Part of the problem is that the US political system itself has degraded to a veritable shit-show. The Right has turned character assassination into its primary political activity (starting back in the heyday of good ol' Karl Rove), while the Left has taken a Comedy Central approach to politics, living for that sardonic zing on the other side. In the Trump era in particular, nasty innuendo and sly digs dominate most of our political information, so much so that it's hard to see what's public and private anymore. Everyone goes straight for the groin, because a groin-shot is a money-shot, and the social media universe luuuvs a money-shot. With that in mind, it's understandable that people are confused about what a proper political question looks like.
But we don't want to allow that understandable confusion to drag the shit-show of US politics into the forum.
I don't know why you're so deeply curious about something that may have happened between two people 27 years ago, but even you have to admit that this discussion will never under any circumstances rise above a titillating he-said/she-said drama-trauma of sexual innuendo.
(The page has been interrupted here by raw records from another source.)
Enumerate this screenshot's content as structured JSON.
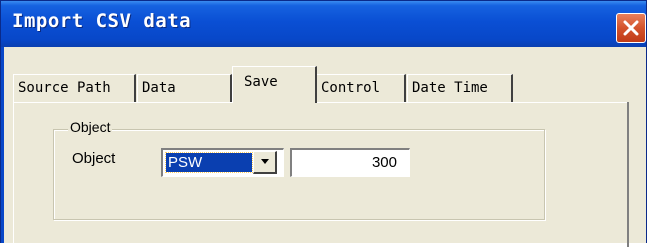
{
  "window": {
    "title": "Import CSV data",
    "close_icon": "close-icon",
    "colors": {
      "titlebar": "#0a4fd4",
      "close": "#d4532c",
      "selection": "#0a3fb0",
      "face": "#ece9d8"
    }
  },
  "tabs": [
    {
      "label": "Source Path",
      "active": false
    },
    {
      "label": "Data",
      "active": false
    },
    {
      "label": "Save",
      "active": true
    },
    {
      "label": "Control",
      "active": false
    },
    {
      "label": "Date Time",
      "active": false
    }
  ],
  "group": {
    "legend": "Object",
    "field_label": "Object",
    "select_value": "PSW",
    "select_arrow_icon": "chevron-down-icon",
    "number_value": "300"
  }
}
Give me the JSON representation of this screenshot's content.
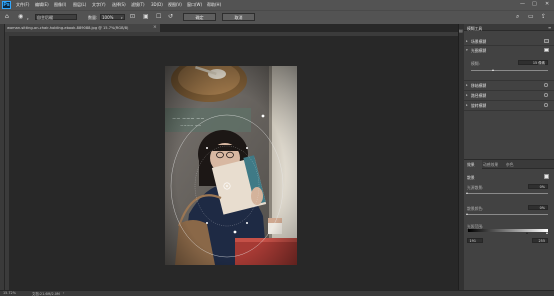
{
  "menubar": {
    "logo": "Ps",
    "items": [
      "文件(F)",
      "编辑(E)",
      "图像(I)",
      "图层(L)",
      "文字(Y)",
      "选择(S)",
      "滤镜(T)",
      "3D(D)",
      "视图(V)",
      "窗口(W)",
      "帮助(H)"
    ],
    "window_controls": [
      "—",
      "□",
      "✕"
    ]
  },
  "options": {
    "mode_value": "自主后缀",
    "size_label": "数量:",
    "size_value": "100%",
    "ok_label": "确定",
    "cancel_label": "取消"
  },
  "document": {
    "tab_title": "woman-sitting-on-chair-holding-ebook-889088.jpg @ 15.7%(RGB/8)",
    "close": "×"
  },
  "status": {
    "zoom": "15.72%",
    "info": "文档:21.6M/2.0M"
  },
  "blur_panel": {
    "title": "模糊工具",
    "rows": [
      {
        "label": "场景模糊",
        "checked": false
      },
      {
        "label": "光圈模糊",
        "checked": true
      },
      {
        "label": "移轴模糊",
        "checked": false
      },
      {
        "label": "路径模糊",
        "checked": false
      },
      {
        "label": "旋转模糊",
        "checked": false
      }
    ],
    "blur_label": "模糊:",
    "blur_value": "15 像素",
    "blur_fraction": 0.3
  },
  "effects_panel": {
    "tabs": [
      "效果",
      "动感效果",
      "杂色"
    ],
    "bokeh_label": "散景",
    "bokeh_checked": true,
    "light_bokeh_label": "光源散景:",
    "light_bokeh_value": "0%",
    "bokeh_color_label": "散景颜色:",
    "bokeh_color_value": "0%",
    "light_range_label": "光照范围:",
    "light_range_min": "191",
    "light_range_max": "255",
    "light_range_fraction": [
      0.75,
      1.0
    ]
  }
}
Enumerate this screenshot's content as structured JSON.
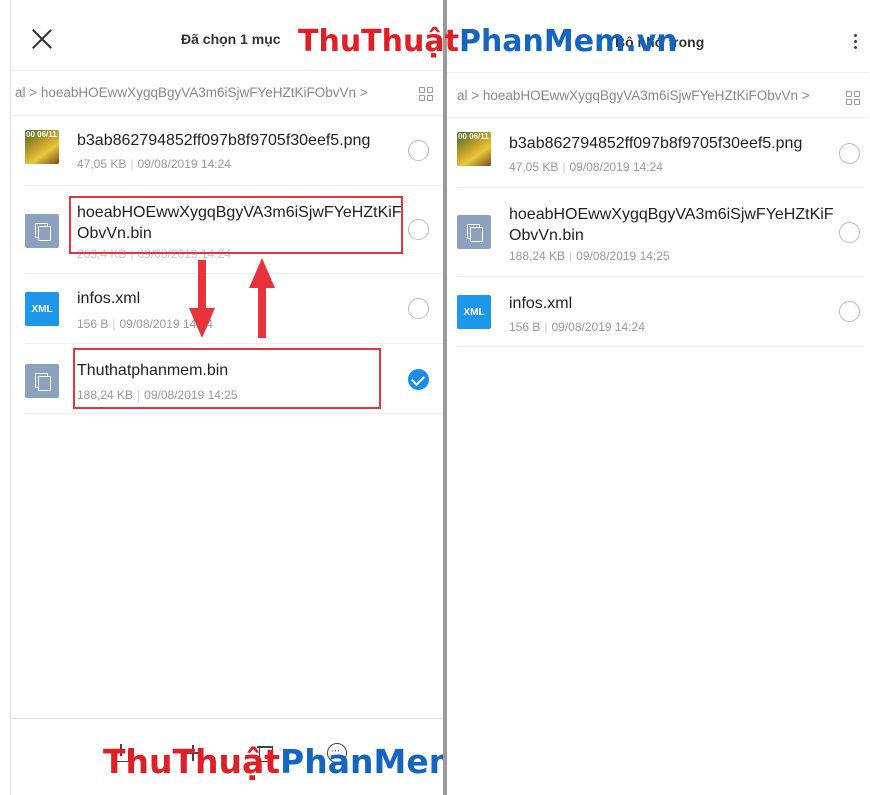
{
  "left_panel": {
    "title": "Đã chọn 1 mục",
    "breadcrumb": "al > hoeabHOEwwXygqBgyVA3m6iSjwFYeHZtKiFObvVn >",
    "files": [
      {
        "name": "b3ab862794852ff097b8f9705f30eef5.png",
        "size": "47,05 KB",
        "date": "09/08/2019 14:24",
        "icon": "image-thumbnail",
        "thumb_text": "00 06/11",
        "selected": false
      },
      {
        "name": "hoeabHOEwwXygqBgyVA3m6iSjwFYeHZtKiFObvVn.bin",
        "size": "203,4 KB",
        "date": "09/08/2019 14:24",
        "icon": "file-copy-icon",
        "selected": false
      },
      {
        "name": "infos.xml",
        "size": "156 B",
        "date": "09/08/2019 14:24",
        "icon": "xml-icon",
        "icon_label": "XML",
        "selected": false
      },
      {
        "name": "Thuthatphanmem.bin",
        "size": "188,24 KB",
        "date": "09/08/2019 14:25",
        "icon": "file-copy-icon",
        "selected": true
      }
    ],
    "bottom_actions": [
      "share-icon",
      "move-icon",
      "delete-icon",
      "more-icon"
    ]
  },
  "right_panel": {
    "title": "Bộ nhớ trong",
    "breadcrumb": "al > hoeabHOEwwXygqBgyVA3m6iSjwFYeHZtKiFObvVn >",
    "files": [
      {
        "name": "b3ab862794852ff097b8f9705f30eef5.png",
        "size": "47,05 KB",
        "date": "09/08/2019 14:24",
        "icon": "image-thumbnail",
        "thumb_text": "00 06/11",
        "selected": false
      },
      {
        "name": "hoeabHOEwwXygqBgyVA3m6iSjwFYeHZtKiFObvVn.bin",
        "size": "188,24 KB",
        "date": "09/08/2019 14:25",
        "icon": "file-copy-icon",
        "selected": false
      },
      {
        "name": "infos.xml",
        "size": "156 B",
        "date": "09/08/2019 14:24",
        "icon": "xml-icon",
        "icon_label": "XML",
        "selected": false
      }
    ]
  },
  "watermark": {
    "part1": "ThuThuật",
    "part2": "PhanMem",
    "part3": ".vn"
  },
  "colors": {
    "accent": "#1a8ce8",
    "highlight": "#e8323c",
    "watermark_red": "#e01e25",
    "watermark_blue": "#1565c0"
  }
}
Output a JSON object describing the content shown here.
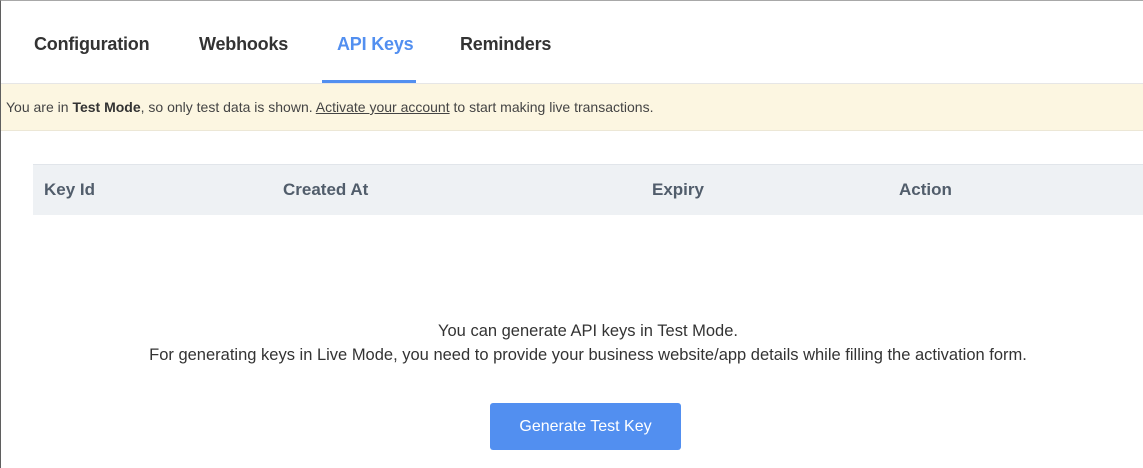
{
  "tabs": [
    {
      "label": "Configuration",
      "active": false
    },
    {
      "label": "Webhooks",
      "active": false
    },
    {
      "label": "API Keys",
      "active": true
    },
    {
      "label": "Reminders",
      "active": false
    }
  ],
  "banner": {
    "prefix": "You are in ",
    "mode": "Test Mode",
    "middle": ", so only test data is shown. ",
    "link": "Activate your account",
    "suffix": " to start making live transactions."
  },
  "table": {
    "columns": [
      "Key Id",
      "Created At",
      "Expiry",
      "Action"
    ],
    "rows": []
  },
  "empty_state": {
    "line1": "You can generate API keys in Test Mode.",
    "line2": "For generating keys in Live Mode, you need to provide your business website/app details while filling the activation form."
  },
  "generate_button": {
    "label": "Generate Test Key"
  },
  "colors": {
    "accent": "#528ff0",
    "banner_bg": "#fcf6e1",
    "table_header_bg": "#eef1f4"
  }
}
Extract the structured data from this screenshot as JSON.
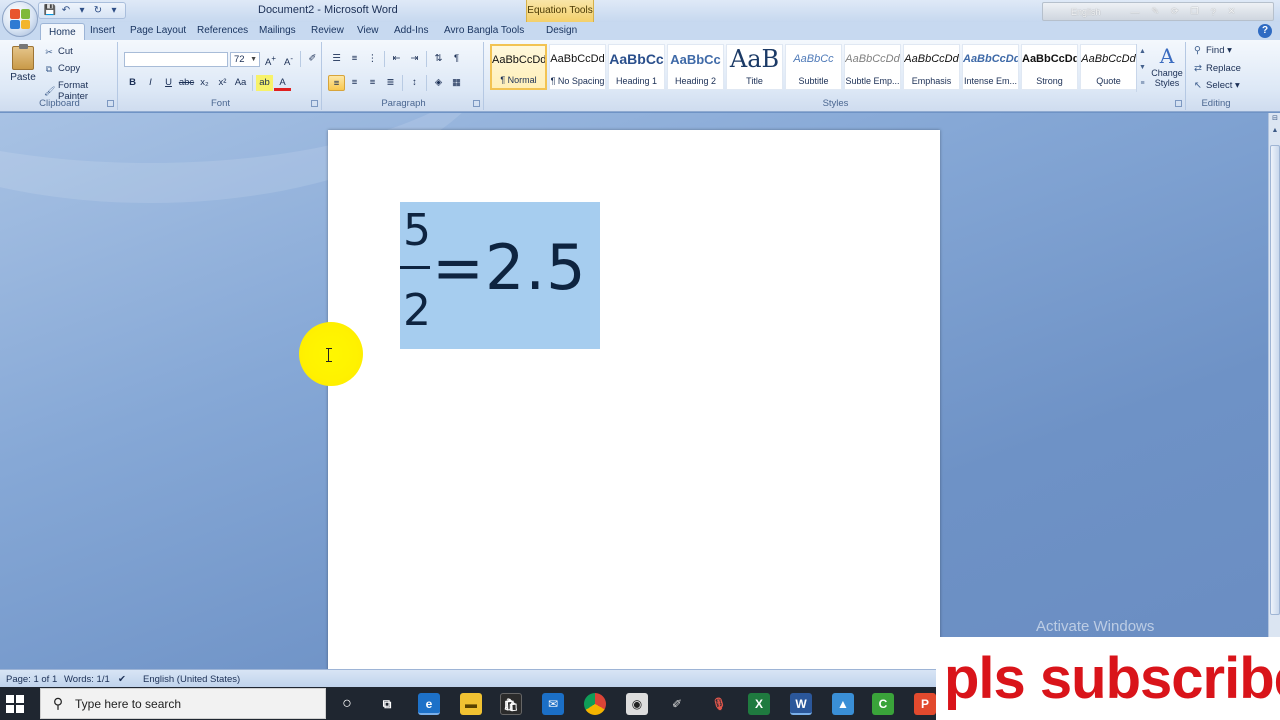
{
  "window": {
    "title": "Document2 - Microsoft Word",
    "contextual_tab_group": "Equation Tools",
    "language_indicator": "English"
  },
  "tabs": [
    "Home",
    "Insert",
    "Page Layout",
    "References",
    "Mailings",
    "Review",
    "View",
    "Add-Ins",
    "Avro Bangla Tools",
    "Design"
  ],
  "active_tab": "Home",
  "ribbon": {
    "clipboard": {
      "label": "Clipboard",
      "paste": "Paste",
      "cut": "Cut",
      "copy": "Copy",
      "format_painter": "Format Painter"
    },
    "font": {
      "label": "Font",
      "font_name": "",
      "font_size": "72"
    },
    "paragraph": {
      "label": "Paragraph"
    },
    "styles": {
      "label": "Styles",
      "items": [
        {
          "sample": "AaBbCcDd",
          "name": "¶ Normal"
        },
        {
          "sample": "AaBbCcDd",
          "name": "¶ No Spacing"
        },
        {
          "sample": "AaBbCc",
          "name": "Heading 1"
        },
        {
          "sample": "AaBbCc",
          "name": "Heading 2"
        },
        {
          "sample": "AaB",
          "name": "Title"
        },
        {
          "sample": "AaBbCc",
          "name": "Subtitle"
        },
        {
          "sample": "AaBbCcDd",
          "name": "Subtle Emp..."
        },
        {
          "sample": "AaBbCcDd",
          "name": "Emphasis"
        },
        {
          "sample": "AaBbCcDd",
          "name": "Intense Em..."
        },
        {
          "sample": "AaBbCcDd",
          "name": "Strong"
        },
        {
          "sample": "AaBbCcDd",
          "name": "Quote"
        }
      ],
      "change_styles": "Change Styles"
    },
    "editing": {
      "label": "Editing",
      "find": "Find",
      "replace": "Replace",
      "select": "Select"
    }
  },
  "document": {
    "equation": {
      "numerator": "5",
      "denominator": "2",
      "rest": "=2.5"
    }
  },
  "watermark": "Activate Windows",
  "statusbar": {
    "page": "Page: 1 of 1",
    "words": "Words: 1/1",
    "language": "English (United States)"
  },
  "taskbar": {
    "search_placeholder": "Type here to search"
  },
  "overlay": {
    "text": "pls subscribe"
  },
  "colors": {
    "selection": "#a6cdef",
    "equation_text": "#0e2440",
    "subscribe_red": "#d9141a",
    "cursor_highlight": "#fff200"
  }
}
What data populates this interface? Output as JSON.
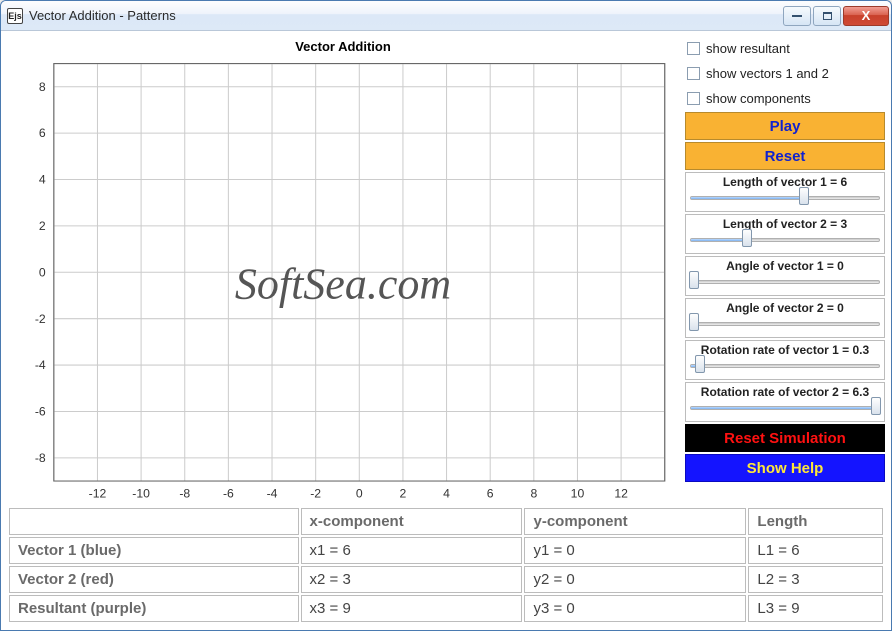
{
  "window": {
    "title": "Vector Addition - Patterns"
  },
  "chart_data": {
    "type": "line",
    "title": "Vector Addition",
    "xlabel": "",
    "ylabel": "",
    "x_ticks": [
      -12,
      -10,
      -8,
      -6,
      -4,
      -2,
      0,
      2,
      4,
      6,
      8,
      10,
      12
    ],
    "y_ticks": [
      -8,
      -6,
      -4,
      -2,
      0,
      2,
      4,
      6,
      8
    ],
    "xlim": [
      -14,
      14
    ],
    "ylim": [
      -9,
      9
    ],
    "series": []
  },
  "watermark": "SoftSea.com",
  "side": {
    "checkboxes": [
      {
        "label": "show resultant"
      },
      {
        "label": "show vectors 1 and 2"
      },
      {
        "label": "show components"
      }
    ],
    "play": "Play",
    "reset": "Reset",
    "sliders": [
      {
        "label": "Length of vector 1 = 6",
        "pos": 0.6
      },
      {
        "label": "Length of vector 2 = 3",
        "pos": 0.3
      },
      {
        "label": "Angle of vector 1 = 0",
        "pos": 0.02
      },
      {
        "label": "Angle of vector 2 = 0",
        "pos": 0.02
      },
      {
        "label": "Rotation rate of vector 1 = 0.3",
        "pos": 0.05
      },
      {
        "label": "Rotation rate of vector 2 = 6.3",
        "pos": 0.98
      }
    ],
    "reset_sim": "Reset Simulation",
    "show_help": "Show Help"
  },
  "table": {
    "headers": [
      "",
      "x-component",
      "y-component",
      "Length"
    ],
    "rows": [
      {
        "name": "Vector 1 (blue)",
        "x": "x1 = 6",
        "y": "y1 = 0",
        "l": "L1 = 6"
      },
      {
        "name": "Vector 2 (red)",
        "x": "x2 = 3",
        "y": "y2 = 0",
        "l": "L2 = 3"
      },
      {
        "name": "Resultant (purple)",
        "x": "x3 = 9",
        "y": "y3 = 0",
        "l": "L3 = 9"
      }
    ]
  }
}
The only possible result of asking such questions is to keep the innuendo floating along; to make sure that the innuendo stays in the public eye as long as possible, with the consequent negative emotional impact on the people involved. If that isn't your goal, then you should avoid asking questions like this; if that is your goal, we should prevent you from asking questions like this. Either way, we should all try to stick to things that are politically relevant and publicly verifiable, and leave the dramaturgy to the tabloids.